The best part of the villa was by far the people who filled it for those five wonderful days. From the staff who cared for us and cooked up healthy Mexican meals to the women who traveled for all different reasons to a little beach called Playa del Secreto on the Yucatán Peninsula to learn from Allison.
I knew immediately that I had found my people when, during our first lunch, we agreed that we were all a little “woo-woo in a scientific sort of way” as we discussed our travels around the world and our theories and philosophies on yoga and life. There was nobody in that room who didn’t understand my need to get away from everyday life in order to find the time and space to let go of what could have been – before moving on to what will be.
To arm or disarm?
There are two drawbacks to an open villa on the beach of the Yucatán Peninsula where the wind is the primary air conditioner. The first is geckos inside; the second is storms outside.
The Villa Sol y Luna has a serious alarm system complete with lasers scanning the beach and pool area. We got to know this alarm very well on our first night when a storm swept through the area, bringing rain and wind…and breaking the alarm. Understandable in that kind of wind, but nerve-wracking on our first night as the loud alarm repeatedly shook us out of bed.
As we stood in the early hours of the morning staring into the stormy night and scanning the beach for intruders, we debated calling the police. Finally, at 5 a.m., we decided to disarm the alarm, chalk up its incessant buzzing to the wildness of the storm, and head to bed.
There was just one problem: I was wide awake.
There is Always a Bright Side
There is no better place to get to know a new environment than by its sounds in the early morning – and especially during a storm. The morning of the great alarm debacle, I was awake to hear the sounds of the rain that sometimes slipped down the columns of the house and pooled on the pale pink tiles of the broad porch with a light plunk. Other times the rain thrashed through the fan-leaves of the palm trees with a surround-sound clap. The wind whipped the hammocks against their thatched-roof shelter and stirred the Caribbean Sea into a turbulent commotion that somehow sounded black.
In the pre-dawn morning, it seemed the storm would win its battle against the villa, but when the sun rose, only a light rain fell on happily swinging hammocks and determinedly sturdy trees.
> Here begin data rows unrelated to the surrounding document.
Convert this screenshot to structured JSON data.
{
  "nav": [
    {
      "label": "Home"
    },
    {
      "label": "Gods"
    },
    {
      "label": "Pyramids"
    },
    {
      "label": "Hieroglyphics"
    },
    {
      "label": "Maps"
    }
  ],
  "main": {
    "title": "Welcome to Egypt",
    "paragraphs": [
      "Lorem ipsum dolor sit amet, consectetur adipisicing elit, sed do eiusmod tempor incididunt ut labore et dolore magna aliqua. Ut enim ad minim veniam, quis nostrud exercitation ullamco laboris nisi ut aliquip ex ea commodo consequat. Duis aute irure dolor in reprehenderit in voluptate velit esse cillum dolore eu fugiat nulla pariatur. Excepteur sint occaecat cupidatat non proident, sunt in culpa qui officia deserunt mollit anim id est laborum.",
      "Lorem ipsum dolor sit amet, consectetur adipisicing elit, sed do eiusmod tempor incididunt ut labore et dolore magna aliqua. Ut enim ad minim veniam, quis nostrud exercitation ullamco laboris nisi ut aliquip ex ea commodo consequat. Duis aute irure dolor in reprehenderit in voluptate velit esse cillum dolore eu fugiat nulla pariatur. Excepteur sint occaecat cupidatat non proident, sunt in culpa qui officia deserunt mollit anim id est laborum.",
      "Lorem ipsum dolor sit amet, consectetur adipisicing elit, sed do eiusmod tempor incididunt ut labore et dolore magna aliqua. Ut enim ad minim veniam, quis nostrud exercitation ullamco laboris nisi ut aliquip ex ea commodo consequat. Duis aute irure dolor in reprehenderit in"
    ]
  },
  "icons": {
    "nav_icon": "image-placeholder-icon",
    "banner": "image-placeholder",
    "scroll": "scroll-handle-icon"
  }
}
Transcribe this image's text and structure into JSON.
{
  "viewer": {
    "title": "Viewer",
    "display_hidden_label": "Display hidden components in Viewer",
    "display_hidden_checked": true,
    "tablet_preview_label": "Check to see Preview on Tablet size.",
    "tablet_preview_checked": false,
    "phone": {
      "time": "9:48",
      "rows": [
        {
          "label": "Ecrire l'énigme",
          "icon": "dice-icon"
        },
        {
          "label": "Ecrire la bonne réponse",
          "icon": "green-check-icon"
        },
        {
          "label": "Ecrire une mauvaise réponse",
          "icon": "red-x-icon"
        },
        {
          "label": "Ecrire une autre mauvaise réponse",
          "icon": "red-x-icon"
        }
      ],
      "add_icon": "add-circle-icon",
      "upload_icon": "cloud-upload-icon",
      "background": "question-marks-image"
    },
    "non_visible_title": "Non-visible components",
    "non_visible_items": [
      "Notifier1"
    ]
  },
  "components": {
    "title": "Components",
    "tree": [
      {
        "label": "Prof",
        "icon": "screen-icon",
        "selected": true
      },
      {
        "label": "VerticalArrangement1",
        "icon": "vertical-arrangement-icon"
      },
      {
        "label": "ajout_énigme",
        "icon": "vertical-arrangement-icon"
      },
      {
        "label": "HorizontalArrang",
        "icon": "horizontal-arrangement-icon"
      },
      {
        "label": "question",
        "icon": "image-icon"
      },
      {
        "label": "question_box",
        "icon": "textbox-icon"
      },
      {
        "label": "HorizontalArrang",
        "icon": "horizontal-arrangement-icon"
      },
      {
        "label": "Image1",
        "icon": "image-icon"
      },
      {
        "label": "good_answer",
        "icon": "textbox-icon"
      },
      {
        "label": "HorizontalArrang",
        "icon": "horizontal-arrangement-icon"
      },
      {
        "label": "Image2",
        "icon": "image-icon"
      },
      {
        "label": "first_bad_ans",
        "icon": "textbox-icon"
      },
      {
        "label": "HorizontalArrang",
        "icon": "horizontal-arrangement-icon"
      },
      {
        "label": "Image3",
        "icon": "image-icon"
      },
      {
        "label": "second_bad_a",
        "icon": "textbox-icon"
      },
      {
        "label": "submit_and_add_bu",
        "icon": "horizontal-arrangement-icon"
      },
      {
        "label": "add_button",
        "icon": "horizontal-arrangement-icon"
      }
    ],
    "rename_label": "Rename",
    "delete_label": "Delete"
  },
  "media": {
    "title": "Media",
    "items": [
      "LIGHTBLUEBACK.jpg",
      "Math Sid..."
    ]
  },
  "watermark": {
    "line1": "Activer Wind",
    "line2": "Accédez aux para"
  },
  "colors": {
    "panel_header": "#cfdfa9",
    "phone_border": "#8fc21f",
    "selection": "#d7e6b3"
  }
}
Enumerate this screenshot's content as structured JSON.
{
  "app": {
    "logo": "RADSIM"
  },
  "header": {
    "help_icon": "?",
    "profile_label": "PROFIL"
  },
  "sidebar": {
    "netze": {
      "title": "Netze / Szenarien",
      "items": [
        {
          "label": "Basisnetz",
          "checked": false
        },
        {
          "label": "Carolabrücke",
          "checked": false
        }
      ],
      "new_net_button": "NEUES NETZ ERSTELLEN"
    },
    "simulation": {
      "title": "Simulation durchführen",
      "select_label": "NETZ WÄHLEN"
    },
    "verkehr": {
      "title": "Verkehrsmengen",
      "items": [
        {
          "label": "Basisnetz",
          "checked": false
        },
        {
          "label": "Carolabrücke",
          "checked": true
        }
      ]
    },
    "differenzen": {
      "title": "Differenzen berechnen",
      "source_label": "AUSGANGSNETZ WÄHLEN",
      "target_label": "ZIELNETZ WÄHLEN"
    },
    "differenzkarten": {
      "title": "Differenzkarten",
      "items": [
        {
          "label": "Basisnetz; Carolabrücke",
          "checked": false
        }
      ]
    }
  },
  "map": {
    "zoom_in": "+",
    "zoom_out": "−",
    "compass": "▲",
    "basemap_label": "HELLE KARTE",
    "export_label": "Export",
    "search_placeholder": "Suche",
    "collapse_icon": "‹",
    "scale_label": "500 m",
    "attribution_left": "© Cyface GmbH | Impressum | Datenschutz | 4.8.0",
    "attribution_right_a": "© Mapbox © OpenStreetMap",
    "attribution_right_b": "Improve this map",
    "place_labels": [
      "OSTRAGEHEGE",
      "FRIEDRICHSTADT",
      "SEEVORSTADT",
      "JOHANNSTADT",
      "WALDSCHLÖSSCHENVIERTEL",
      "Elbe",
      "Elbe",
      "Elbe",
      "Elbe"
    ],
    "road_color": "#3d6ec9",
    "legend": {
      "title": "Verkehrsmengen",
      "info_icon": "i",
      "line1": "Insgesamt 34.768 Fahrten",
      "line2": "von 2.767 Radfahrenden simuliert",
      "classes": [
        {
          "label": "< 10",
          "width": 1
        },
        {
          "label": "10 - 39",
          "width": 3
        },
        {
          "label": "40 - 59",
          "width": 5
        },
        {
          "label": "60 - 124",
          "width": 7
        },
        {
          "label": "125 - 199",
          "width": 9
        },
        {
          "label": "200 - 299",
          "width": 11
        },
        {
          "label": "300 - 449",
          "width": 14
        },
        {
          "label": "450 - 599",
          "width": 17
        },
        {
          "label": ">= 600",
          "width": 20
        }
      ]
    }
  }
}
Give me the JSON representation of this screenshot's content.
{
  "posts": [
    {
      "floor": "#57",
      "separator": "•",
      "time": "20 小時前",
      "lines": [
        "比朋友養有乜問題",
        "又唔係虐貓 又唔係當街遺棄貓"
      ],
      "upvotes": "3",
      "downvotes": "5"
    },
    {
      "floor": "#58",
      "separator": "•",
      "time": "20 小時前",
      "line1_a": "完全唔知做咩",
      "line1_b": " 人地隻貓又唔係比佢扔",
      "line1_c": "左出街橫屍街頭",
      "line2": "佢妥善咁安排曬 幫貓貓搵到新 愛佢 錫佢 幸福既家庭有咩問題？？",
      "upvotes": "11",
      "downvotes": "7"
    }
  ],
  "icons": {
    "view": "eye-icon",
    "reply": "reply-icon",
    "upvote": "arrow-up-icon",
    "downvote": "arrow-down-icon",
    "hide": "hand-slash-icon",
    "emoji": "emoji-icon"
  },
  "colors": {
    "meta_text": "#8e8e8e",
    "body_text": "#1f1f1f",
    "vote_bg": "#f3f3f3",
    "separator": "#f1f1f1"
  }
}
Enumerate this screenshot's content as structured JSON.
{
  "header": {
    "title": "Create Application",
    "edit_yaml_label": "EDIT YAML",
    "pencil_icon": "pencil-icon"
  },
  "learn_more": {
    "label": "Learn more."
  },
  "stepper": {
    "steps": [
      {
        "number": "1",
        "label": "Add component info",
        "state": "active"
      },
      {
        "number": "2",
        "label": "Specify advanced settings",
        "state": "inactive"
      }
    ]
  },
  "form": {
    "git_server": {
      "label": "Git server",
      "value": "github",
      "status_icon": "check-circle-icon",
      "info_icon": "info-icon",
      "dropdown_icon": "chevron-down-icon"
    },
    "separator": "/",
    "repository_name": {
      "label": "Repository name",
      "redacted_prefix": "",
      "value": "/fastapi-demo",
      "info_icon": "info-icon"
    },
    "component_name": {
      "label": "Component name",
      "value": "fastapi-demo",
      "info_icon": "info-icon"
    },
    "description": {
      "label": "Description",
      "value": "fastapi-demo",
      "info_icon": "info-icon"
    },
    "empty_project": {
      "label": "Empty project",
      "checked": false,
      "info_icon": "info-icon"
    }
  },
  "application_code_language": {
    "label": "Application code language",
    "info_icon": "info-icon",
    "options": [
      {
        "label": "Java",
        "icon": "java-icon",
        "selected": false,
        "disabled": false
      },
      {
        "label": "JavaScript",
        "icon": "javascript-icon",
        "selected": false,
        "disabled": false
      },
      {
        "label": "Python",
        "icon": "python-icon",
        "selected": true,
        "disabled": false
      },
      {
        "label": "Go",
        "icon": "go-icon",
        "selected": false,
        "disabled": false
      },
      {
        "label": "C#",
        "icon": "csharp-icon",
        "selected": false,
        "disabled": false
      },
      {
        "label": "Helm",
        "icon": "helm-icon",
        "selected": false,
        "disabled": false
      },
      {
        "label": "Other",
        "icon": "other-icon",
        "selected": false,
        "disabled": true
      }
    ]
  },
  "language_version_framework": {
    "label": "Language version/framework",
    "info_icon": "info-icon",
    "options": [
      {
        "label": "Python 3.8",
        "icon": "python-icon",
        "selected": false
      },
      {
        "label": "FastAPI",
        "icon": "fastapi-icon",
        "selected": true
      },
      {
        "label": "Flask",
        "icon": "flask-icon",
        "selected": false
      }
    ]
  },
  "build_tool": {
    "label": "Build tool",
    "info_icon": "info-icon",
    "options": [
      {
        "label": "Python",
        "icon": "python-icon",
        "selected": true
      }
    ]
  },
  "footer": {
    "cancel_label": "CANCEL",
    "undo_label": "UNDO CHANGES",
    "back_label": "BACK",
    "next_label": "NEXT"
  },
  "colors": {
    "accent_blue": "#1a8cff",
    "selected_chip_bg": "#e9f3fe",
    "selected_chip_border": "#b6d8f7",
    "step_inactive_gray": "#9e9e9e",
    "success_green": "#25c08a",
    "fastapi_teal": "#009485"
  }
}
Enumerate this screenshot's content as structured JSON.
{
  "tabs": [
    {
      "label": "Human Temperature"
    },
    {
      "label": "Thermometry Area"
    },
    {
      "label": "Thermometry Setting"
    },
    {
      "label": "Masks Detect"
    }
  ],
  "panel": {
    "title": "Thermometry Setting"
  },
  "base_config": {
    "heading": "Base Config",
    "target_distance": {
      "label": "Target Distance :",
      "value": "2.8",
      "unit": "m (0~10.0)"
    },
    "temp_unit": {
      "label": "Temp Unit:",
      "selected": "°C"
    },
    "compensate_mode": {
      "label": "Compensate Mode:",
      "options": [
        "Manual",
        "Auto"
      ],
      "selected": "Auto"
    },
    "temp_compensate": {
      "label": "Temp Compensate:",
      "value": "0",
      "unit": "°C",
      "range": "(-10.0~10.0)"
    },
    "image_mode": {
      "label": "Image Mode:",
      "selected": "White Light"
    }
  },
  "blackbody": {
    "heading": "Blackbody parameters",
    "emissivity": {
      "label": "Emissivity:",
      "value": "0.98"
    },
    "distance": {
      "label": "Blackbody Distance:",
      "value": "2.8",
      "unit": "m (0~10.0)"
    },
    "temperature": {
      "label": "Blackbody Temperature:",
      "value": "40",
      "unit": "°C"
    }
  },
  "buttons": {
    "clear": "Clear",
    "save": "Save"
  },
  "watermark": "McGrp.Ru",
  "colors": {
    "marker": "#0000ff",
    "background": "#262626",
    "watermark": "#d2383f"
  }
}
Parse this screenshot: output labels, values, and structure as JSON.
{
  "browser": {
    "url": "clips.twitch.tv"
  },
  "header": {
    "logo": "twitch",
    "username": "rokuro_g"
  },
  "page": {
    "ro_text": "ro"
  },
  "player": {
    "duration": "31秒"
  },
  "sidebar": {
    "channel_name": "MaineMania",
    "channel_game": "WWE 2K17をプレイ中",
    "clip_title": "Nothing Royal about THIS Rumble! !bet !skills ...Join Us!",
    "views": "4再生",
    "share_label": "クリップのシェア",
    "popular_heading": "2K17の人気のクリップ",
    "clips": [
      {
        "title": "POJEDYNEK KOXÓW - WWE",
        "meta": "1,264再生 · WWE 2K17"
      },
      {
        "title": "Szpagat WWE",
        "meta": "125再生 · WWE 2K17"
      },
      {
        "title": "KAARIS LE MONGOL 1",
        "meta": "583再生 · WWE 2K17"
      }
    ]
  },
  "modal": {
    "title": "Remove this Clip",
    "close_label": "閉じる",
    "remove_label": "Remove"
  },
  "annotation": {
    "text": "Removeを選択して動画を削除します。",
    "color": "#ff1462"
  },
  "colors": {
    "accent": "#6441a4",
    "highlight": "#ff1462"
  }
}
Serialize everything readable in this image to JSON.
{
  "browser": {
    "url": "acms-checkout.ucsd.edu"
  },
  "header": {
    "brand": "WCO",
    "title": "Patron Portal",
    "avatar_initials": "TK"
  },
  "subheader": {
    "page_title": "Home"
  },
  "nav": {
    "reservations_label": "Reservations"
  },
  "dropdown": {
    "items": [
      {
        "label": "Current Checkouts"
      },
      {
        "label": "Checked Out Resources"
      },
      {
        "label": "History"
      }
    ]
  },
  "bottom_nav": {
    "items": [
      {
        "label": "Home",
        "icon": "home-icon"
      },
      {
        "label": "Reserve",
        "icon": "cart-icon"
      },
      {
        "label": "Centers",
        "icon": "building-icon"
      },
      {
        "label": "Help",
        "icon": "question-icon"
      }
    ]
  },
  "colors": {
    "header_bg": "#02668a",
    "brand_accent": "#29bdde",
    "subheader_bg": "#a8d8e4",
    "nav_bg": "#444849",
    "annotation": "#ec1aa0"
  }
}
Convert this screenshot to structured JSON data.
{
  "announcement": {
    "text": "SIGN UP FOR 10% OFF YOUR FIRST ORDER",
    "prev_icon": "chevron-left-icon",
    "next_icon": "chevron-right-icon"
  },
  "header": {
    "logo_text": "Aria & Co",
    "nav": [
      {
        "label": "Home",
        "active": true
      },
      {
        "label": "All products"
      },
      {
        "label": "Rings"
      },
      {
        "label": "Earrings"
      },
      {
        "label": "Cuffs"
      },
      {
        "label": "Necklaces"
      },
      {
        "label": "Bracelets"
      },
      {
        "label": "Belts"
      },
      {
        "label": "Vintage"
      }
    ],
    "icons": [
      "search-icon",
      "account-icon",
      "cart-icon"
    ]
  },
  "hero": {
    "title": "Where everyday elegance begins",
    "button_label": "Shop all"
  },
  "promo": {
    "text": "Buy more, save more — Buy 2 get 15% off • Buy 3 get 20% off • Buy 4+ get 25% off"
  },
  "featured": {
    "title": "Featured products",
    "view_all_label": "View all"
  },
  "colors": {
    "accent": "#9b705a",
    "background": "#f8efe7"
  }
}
The Heart of Being
After the first night, we all grew familiar with the comfortable surroundings of the villa and settled into a routine of yoga, eat, and repeat. The theme of Allison’s yoga retreat was “The Heart of Being” and, throughout the week, Allison incorporated the idea of accepting and welcoming all things into our sessions and meditations, whether that meant accepting joy or happiness, or even pain. The theme was a perfect fit for me at that moment.
One of the things I’ve had to accept about the failure of my relationship is that – for the foreseeable future – I will travel on many of my trips alone. Watching the sunrise that first morning of the retreat, I welcomed the fact that I would not have heard that storm or met any of the women on the retreat if not for the breakup.
I’ve always said that traveling reminds us of who we are. It can be so easy to lose sight of our ourselves in the hustle of everyday life. When we leave home and remove ourselves from the deadlines and the demands and the to-do lists, we tend to take the time to look around and remember how small we really are in this big old world of ours. And when we take time to look outward, it’s nearly impossible not to look inward.
Traveling alone may just magnify our introspection, and that’s an opportunity that I will continue to embrace and accept.
“I am never alone wherever I am. The air itself supplies me with a century of love. When I breathe in, I am breathing in the laughter, tears, victories, passions, thoughts, memories, existence, joys, moments, and the hues of the sunlight on many tones of skin; I am breathing in the same air that was exhaled by many before me. The air that bore them life. And so how can I ever say that I am alone?”